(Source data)
- Opening Delimiter -

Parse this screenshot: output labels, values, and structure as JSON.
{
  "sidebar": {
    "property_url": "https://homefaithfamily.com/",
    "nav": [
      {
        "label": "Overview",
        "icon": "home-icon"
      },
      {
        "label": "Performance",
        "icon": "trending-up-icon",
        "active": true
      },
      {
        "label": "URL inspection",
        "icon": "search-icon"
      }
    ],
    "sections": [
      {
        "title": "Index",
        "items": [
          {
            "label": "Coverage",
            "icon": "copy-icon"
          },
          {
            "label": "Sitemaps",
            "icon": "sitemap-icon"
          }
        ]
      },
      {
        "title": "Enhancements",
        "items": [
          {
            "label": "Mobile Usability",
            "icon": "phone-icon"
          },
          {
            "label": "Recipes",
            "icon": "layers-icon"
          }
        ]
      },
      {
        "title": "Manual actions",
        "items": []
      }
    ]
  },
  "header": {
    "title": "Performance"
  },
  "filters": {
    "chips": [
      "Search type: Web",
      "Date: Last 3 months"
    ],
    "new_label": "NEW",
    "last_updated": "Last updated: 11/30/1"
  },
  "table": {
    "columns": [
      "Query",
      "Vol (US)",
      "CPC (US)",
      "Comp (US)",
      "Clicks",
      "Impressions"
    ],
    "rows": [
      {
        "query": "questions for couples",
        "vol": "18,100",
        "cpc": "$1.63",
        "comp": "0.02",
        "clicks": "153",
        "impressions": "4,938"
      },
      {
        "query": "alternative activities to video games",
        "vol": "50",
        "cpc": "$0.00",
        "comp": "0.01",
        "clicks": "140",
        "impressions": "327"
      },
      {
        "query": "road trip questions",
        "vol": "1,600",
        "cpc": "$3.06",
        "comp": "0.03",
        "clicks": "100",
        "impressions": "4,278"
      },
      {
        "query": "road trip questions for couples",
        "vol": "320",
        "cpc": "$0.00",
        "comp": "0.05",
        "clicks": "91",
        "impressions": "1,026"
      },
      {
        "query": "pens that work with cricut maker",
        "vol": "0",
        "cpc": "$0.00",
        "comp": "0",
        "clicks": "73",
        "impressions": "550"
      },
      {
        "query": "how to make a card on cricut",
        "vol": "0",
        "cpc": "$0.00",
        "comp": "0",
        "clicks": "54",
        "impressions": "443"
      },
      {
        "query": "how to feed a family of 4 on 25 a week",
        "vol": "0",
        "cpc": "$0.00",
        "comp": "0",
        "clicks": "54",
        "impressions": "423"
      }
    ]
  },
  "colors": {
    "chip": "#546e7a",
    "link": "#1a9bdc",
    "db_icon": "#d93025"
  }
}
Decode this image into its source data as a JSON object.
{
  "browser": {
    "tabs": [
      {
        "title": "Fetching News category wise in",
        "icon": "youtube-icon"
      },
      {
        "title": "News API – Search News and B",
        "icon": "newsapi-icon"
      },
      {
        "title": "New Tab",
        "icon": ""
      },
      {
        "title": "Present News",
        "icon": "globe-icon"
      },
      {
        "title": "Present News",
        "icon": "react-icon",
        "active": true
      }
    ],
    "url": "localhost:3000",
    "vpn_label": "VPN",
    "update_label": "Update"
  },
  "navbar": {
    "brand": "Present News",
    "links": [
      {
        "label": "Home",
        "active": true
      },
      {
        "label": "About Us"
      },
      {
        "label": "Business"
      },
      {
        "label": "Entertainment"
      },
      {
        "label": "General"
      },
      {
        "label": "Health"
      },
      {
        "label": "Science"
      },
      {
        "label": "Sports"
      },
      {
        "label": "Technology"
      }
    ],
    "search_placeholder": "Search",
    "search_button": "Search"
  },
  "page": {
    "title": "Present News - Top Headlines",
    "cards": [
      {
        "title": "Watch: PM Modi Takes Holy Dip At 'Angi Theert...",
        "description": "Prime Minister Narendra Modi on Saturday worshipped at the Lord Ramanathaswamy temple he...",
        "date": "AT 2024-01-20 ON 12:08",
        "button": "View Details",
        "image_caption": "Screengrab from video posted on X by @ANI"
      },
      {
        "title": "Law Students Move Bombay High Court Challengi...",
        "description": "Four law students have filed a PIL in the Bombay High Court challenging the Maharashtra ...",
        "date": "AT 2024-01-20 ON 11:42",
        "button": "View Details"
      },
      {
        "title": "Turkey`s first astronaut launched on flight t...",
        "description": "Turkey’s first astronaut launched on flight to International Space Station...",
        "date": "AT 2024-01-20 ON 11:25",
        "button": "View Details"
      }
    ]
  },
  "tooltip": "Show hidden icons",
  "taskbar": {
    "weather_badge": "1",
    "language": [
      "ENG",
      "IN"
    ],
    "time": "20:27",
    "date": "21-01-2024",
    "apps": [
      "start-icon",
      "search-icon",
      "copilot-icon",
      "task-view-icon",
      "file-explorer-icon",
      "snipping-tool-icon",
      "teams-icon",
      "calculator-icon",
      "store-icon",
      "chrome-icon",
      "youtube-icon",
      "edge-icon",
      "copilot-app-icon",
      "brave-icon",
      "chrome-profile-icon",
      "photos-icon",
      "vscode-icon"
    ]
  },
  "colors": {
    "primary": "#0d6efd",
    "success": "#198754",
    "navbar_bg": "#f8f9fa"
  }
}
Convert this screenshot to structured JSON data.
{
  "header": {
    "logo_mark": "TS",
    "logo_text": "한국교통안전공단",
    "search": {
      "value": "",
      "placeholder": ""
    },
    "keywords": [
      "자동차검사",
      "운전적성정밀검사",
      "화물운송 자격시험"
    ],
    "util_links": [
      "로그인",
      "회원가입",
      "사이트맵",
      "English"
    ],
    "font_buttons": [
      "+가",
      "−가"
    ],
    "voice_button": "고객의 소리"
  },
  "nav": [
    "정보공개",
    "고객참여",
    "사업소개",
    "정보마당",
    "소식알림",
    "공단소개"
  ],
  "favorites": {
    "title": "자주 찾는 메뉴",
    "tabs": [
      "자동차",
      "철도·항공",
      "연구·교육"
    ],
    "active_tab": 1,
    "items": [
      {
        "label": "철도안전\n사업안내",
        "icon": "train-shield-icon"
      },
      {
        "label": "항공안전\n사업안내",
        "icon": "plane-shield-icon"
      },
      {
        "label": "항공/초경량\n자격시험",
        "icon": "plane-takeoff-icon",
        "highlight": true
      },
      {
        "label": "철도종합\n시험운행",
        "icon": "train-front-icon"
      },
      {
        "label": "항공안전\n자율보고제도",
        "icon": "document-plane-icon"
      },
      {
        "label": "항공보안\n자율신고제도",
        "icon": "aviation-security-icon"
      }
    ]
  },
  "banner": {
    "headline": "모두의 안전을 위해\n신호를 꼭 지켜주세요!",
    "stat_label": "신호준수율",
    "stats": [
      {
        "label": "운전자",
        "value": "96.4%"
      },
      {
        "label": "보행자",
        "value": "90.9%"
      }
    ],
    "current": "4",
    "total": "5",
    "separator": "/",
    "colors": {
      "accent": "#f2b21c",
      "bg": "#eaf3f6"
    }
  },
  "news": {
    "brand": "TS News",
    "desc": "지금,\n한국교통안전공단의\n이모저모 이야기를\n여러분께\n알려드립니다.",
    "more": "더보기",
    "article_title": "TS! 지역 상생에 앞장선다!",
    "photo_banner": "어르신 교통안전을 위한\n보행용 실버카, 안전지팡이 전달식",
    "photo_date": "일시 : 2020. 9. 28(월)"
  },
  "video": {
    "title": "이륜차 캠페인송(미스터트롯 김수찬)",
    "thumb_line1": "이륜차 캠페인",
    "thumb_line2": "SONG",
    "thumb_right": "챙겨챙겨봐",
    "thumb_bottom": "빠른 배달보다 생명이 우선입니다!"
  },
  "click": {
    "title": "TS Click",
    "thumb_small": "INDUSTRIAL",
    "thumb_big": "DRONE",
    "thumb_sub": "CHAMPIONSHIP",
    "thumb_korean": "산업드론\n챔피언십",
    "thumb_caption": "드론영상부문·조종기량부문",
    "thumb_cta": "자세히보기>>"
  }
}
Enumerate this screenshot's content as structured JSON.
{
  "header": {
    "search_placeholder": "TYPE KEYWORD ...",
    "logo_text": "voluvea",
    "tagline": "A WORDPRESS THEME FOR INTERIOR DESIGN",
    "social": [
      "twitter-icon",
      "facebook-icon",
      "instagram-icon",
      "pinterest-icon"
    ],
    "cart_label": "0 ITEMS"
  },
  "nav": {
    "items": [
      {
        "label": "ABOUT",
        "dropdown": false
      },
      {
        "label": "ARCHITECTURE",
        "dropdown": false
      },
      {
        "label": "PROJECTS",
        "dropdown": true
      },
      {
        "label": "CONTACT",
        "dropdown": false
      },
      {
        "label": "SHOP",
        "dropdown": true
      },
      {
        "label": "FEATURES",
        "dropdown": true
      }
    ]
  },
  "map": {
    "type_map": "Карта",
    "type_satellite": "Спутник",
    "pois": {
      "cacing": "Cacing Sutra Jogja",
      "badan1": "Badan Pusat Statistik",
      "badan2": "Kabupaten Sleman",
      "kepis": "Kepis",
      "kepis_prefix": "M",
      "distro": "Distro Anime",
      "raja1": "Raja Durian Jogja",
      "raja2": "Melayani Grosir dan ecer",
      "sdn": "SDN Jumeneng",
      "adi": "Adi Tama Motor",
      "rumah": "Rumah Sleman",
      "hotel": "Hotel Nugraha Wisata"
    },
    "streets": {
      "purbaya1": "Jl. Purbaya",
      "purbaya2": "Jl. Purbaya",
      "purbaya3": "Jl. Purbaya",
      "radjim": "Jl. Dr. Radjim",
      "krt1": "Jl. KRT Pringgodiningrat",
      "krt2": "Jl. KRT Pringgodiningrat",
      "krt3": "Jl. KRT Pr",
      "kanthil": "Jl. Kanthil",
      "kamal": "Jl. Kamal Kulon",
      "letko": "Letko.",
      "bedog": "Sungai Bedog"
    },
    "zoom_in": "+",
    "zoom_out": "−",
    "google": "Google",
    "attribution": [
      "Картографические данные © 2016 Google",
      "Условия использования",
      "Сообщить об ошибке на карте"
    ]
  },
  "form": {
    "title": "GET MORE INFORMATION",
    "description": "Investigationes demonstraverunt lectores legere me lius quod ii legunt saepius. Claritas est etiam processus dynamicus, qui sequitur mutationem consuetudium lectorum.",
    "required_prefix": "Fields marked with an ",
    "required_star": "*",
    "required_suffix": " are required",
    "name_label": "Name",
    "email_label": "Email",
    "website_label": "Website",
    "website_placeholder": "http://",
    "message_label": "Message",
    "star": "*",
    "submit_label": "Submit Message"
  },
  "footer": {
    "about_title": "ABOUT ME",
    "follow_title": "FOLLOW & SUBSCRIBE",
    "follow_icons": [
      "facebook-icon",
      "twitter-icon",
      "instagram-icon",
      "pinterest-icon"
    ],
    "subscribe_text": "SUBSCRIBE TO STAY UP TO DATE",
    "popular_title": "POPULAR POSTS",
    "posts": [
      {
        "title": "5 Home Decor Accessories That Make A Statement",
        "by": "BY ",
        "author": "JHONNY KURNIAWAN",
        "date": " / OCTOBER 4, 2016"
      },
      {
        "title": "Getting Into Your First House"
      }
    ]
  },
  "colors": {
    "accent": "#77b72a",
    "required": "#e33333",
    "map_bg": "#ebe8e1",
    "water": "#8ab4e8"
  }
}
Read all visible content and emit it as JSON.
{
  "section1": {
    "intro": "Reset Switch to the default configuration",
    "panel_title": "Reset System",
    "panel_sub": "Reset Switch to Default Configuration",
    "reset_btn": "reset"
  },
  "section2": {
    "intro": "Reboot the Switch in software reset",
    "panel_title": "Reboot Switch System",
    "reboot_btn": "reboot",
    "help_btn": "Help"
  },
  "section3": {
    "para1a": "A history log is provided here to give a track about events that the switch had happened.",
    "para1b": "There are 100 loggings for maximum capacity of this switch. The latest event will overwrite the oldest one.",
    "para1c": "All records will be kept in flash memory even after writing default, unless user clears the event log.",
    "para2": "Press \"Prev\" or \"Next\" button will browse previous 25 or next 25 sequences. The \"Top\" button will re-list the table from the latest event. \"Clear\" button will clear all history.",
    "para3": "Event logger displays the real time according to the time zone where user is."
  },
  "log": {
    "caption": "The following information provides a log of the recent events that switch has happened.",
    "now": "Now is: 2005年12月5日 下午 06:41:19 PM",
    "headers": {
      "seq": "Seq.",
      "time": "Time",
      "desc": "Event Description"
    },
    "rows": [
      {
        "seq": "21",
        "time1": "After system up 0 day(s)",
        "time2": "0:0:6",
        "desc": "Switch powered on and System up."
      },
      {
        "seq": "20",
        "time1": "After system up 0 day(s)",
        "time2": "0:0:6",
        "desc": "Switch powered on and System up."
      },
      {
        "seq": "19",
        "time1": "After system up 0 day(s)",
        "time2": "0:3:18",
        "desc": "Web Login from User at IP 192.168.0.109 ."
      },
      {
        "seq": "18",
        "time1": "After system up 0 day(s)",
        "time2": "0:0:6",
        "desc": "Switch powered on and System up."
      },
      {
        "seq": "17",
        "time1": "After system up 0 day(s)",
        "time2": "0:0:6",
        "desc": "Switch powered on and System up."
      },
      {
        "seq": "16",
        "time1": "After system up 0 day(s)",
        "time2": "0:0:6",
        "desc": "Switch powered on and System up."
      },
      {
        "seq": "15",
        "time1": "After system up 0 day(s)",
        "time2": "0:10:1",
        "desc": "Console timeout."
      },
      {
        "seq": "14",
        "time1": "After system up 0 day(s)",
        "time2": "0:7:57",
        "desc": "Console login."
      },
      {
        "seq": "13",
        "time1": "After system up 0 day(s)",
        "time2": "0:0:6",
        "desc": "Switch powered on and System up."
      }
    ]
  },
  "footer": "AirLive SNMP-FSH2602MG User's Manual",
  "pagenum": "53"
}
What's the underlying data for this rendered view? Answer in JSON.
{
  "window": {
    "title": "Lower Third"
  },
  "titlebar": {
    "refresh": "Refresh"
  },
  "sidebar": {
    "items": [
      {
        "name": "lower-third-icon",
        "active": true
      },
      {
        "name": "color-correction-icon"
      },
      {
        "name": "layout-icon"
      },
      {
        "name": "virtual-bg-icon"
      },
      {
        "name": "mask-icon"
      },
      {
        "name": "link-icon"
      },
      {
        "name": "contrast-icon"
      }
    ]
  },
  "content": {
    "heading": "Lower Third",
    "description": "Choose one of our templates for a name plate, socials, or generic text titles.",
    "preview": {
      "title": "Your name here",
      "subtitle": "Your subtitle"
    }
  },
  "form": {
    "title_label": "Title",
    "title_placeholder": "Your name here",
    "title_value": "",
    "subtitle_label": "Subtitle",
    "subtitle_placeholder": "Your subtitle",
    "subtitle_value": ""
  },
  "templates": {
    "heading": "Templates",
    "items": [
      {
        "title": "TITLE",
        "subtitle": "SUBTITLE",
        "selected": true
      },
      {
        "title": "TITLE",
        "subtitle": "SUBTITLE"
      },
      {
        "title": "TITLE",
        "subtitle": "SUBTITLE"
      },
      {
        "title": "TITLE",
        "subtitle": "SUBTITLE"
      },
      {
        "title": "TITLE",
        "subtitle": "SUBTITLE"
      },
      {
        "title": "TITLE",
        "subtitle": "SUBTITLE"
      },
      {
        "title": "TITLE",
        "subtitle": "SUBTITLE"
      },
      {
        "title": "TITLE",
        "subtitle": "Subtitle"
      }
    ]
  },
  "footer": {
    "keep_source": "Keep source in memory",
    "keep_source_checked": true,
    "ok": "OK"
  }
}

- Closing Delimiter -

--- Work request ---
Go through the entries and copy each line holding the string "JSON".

--- Result ---
Parse this screenshot: output labels, values, and structure as JSON.
Decode this image into its source data as a JSON object.
Convert this screenshot to structured JSON data.
Enumerate this screenshot's content as structured JSON.
Read all visible content and emit it as JSON.
What's the underlying data for this rendered view? Answer in JSON.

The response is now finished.